Instead, Hong Kong’s first United States (US) LPGA Tour player is sporting a broad grin and taking the positives from the game’s COVID-19 shutdown, determined to establish herself in the fiercely competitive world of women’s golf.
The talented 26-year-old kept herself fit physically and mentally during lockdown and is happy to be back on the fairways since coronavirus restrictions were eased last month.
“When I came back to Hong Kong (in March) I actually did a lot of good motivational stuff,” she told AFP at Hong Kong Golf Club.
“I read more, I did home workouts and I spent more time with my parents.”
Her first 14 days back in her home city were spent in isolation and she will have two more weeks in quarantine when she returns to her Las Vegas base later this month, ahead of the tour’s expected resumption in July.
But Chan dismisses any notion of hardship.
“With all the difficulties that are going on around the whole world, I should be positive and making good use of this period to make myself a better player,” she said.
Chan ranked 140th on the money list after her rookie 2018 LPGA Tour season, forcing her back to qualifying school.
In her second season, a more experienced Chan recorded two top-20 finishes and made her maiden cut in a major at the US Women’s Open.
Chan kept her card and was targetting further success in 2020 before the coronavirus pandemic laid waste to everyone’s plans.
Unlike some in the lower echelons of the money list, Chan has few financial worries despite having no prize money to play for since her last tournament, the Australian Open in early February.
“It’s a little different for athletes, we do have sponsorships,” said Chan, whose main backers are private bank EFG and Hong Kong Golf Club.
“Even though I’m not playing any tournaments, I still have my great sponsors behind me supporting me throughout this hard time when everyone is struggling to even go to work in Hong Kong.
“I can afford to go to the gym, find a trainer and go to practise.”
Chan said the announcement by LPGA Tour Commissioner Mike Whan that players would keep their status for 2021 had also come as a relief.
“I think this is good for most of us on tour.
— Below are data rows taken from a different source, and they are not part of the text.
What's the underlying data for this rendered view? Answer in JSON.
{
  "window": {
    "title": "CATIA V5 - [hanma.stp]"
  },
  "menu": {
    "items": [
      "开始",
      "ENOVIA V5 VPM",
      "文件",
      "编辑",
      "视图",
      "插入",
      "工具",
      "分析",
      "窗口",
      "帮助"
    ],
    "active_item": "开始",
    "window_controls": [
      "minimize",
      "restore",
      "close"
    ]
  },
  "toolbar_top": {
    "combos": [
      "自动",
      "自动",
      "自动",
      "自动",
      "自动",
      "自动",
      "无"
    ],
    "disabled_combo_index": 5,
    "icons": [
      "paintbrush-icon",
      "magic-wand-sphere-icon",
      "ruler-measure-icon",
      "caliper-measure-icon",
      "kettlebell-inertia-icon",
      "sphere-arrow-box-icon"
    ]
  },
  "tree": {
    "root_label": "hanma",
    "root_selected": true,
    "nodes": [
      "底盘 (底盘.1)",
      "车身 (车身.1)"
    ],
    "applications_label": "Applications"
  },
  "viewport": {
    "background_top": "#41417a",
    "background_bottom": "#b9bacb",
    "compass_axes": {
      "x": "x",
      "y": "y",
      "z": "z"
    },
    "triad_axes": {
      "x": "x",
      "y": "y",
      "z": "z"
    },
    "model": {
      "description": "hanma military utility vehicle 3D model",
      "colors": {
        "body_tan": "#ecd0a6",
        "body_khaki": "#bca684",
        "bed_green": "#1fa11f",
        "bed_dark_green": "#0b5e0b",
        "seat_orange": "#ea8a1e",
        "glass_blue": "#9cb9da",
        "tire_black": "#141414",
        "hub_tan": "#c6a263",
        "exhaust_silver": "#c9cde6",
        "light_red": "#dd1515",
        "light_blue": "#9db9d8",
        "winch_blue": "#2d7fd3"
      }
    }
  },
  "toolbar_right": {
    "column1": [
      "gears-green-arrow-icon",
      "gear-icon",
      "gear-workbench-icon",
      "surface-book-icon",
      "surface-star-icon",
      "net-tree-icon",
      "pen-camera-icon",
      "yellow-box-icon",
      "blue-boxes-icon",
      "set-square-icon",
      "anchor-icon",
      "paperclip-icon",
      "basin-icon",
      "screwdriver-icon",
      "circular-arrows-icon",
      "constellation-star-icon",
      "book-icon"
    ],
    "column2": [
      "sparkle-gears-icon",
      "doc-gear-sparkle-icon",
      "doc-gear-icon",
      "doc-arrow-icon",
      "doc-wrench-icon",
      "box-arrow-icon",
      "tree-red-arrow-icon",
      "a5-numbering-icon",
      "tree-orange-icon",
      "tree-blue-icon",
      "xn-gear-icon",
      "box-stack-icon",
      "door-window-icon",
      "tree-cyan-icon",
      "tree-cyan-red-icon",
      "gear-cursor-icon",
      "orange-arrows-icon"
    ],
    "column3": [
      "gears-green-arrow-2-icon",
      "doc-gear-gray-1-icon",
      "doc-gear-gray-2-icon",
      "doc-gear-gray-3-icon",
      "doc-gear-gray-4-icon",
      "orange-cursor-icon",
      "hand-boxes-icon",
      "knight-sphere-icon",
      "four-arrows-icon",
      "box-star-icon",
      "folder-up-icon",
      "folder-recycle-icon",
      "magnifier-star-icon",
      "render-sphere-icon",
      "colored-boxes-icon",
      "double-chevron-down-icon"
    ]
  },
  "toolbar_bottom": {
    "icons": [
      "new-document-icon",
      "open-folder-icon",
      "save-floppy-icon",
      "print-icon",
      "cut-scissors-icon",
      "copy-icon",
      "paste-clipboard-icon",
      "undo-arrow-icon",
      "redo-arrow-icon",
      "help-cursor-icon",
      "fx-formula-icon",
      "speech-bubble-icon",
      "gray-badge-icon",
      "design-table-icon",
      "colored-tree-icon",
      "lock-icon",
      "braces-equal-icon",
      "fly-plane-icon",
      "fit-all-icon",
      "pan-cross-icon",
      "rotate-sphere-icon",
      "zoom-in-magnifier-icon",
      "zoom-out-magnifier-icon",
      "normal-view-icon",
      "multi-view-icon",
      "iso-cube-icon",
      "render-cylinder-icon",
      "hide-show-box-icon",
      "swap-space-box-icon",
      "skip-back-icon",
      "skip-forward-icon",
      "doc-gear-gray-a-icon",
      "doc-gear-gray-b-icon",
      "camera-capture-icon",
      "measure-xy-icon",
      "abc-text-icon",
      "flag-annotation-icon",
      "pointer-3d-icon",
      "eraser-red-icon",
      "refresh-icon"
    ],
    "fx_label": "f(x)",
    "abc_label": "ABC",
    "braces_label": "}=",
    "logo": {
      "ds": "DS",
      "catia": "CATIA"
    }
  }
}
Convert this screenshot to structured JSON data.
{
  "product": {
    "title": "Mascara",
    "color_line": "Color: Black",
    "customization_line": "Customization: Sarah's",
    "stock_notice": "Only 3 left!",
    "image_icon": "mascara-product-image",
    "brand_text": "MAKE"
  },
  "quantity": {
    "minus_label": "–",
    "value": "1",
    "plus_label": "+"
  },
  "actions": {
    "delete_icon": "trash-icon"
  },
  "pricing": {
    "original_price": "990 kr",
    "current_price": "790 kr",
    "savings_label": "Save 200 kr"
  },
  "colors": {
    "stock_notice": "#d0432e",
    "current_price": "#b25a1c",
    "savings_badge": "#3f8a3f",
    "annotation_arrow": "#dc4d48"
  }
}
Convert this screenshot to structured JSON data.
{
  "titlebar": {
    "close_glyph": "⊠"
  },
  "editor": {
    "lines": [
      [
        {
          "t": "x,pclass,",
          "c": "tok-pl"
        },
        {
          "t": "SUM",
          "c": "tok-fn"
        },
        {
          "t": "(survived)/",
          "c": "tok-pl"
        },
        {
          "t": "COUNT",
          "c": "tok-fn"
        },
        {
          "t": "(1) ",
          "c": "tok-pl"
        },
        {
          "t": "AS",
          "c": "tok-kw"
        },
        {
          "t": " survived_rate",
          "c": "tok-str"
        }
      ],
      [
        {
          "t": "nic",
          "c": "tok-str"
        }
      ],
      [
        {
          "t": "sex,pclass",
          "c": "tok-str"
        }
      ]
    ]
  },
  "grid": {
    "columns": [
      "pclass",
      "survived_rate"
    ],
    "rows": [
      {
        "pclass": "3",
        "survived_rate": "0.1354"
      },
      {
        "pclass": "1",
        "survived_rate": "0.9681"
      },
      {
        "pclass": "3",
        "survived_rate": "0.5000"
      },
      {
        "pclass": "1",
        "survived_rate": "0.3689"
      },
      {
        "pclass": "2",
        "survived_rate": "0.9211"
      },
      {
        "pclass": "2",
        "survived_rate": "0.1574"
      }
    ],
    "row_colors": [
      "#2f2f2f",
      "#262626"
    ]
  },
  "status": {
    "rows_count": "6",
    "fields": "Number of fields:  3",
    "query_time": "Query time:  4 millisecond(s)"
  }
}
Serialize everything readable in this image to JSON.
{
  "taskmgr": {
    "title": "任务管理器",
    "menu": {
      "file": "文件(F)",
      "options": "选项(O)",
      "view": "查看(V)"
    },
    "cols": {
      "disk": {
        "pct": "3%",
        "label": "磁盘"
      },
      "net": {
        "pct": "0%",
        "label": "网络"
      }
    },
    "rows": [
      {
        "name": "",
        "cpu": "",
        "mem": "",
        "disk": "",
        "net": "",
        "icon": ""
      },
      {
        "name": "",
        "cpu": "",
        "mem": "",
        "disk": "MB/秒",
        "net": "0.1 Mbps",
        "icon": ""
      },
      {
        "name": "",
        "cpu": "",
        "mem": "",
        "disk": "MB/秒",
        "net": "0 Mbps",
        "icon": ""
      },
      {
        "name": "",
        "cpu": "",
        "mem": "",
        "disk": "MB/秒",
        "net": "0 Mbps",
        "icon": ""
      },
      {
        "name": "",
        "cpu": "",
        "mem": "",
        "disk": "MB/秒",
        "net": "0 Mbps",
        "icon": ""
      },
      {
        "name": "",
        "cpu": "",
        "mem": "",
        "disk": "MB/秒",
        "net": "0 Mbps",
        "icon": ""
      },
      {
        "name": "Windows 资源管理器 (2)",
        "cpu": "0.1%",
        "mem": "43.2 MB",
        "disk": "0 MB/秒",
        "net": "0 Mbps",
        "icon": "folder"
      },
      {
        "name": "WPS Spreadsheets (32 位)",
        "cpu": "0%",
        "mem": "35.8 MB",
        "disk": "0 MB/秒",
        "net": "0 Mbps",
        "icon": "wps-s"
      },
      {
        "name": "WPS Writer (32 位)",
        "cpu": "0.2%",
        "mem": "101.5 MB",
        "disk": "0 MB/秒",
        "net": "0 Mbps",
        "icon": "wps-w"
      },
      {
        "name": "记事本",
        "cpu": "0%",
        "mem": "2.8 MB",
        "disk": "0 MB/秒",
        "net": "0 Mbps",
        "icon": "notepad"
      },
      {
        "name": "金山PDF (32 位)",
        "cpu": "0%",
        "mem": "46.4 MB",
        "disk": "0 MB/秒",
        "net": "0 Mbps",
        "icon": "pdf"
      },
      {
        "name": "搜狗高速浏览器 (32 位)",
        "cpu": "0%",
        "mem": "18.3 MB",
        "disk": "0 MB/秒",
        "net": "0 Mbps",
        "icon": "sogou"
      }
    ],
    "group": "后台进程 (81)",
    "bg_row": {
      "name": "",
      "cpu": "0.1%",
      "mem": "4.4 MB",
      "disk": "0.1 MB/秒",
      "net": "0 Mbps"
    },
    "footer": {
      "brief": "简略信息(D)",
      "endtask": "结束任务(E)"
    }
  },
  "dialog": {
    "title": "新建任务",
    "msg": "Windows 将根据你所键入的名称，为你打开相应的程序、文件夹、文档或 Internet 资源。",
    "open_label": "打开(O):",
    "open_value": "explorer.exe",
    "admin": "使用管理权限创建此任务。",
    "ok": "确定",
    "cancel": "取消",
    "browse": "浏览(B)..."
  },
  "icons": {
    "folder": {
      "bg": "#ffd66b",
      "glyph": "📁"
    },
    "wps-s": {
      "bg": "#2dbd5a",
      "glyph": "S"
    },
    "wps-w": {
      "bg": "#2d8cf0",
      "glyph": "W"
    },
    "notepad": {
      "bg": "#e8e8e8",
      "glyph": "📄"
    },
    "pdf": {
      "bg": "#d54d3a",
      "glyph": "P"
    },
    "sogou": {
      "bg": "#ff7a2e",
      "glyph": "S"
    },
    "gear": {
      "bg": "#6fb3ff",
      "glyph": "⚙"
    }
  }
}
It means we are not forced to go back and play. Some players might be scared of it.”
At the weekend, Germany’s world number 36 Caroline Masson said she feared contracting COVID-19 while on the road. “Nobody wants to be in that situation, to be far away from home battling this,” Masson revealed to a podcast.
But Chan, by contrast, said she “100 per cent” aimed to be on the tee for the LPGA Tour’s planned resumption at Ohio’s Marathon Classic from July 23-26, and has been able to relax now the pressure of having to keep her card has been removed.
“I don’t have to think about making cuts. So when I’m in such a positive mindset, I just think I could play like the big players, because they play fearlessly,” Chan said.
“My goal is to break through to a top-10 finish. Having this period of time, I think my golf game grows day by day.
“If I could have more top finishes, it could definitely help me to break through into the top 10, then top five and eventually I could be winning.”
Having got over her Olympic disappointment, Chan, who came 37th at Rio 2016 as an amateur, thinks the Tokyo delay could work in her favour.
“Well, I was really excited by playing at the Olympics this year.
“But I’ve really enjoyed this time off to work on my game. Who knows what’s going to happen?
“Hopefully I could have a chance to win a medal.”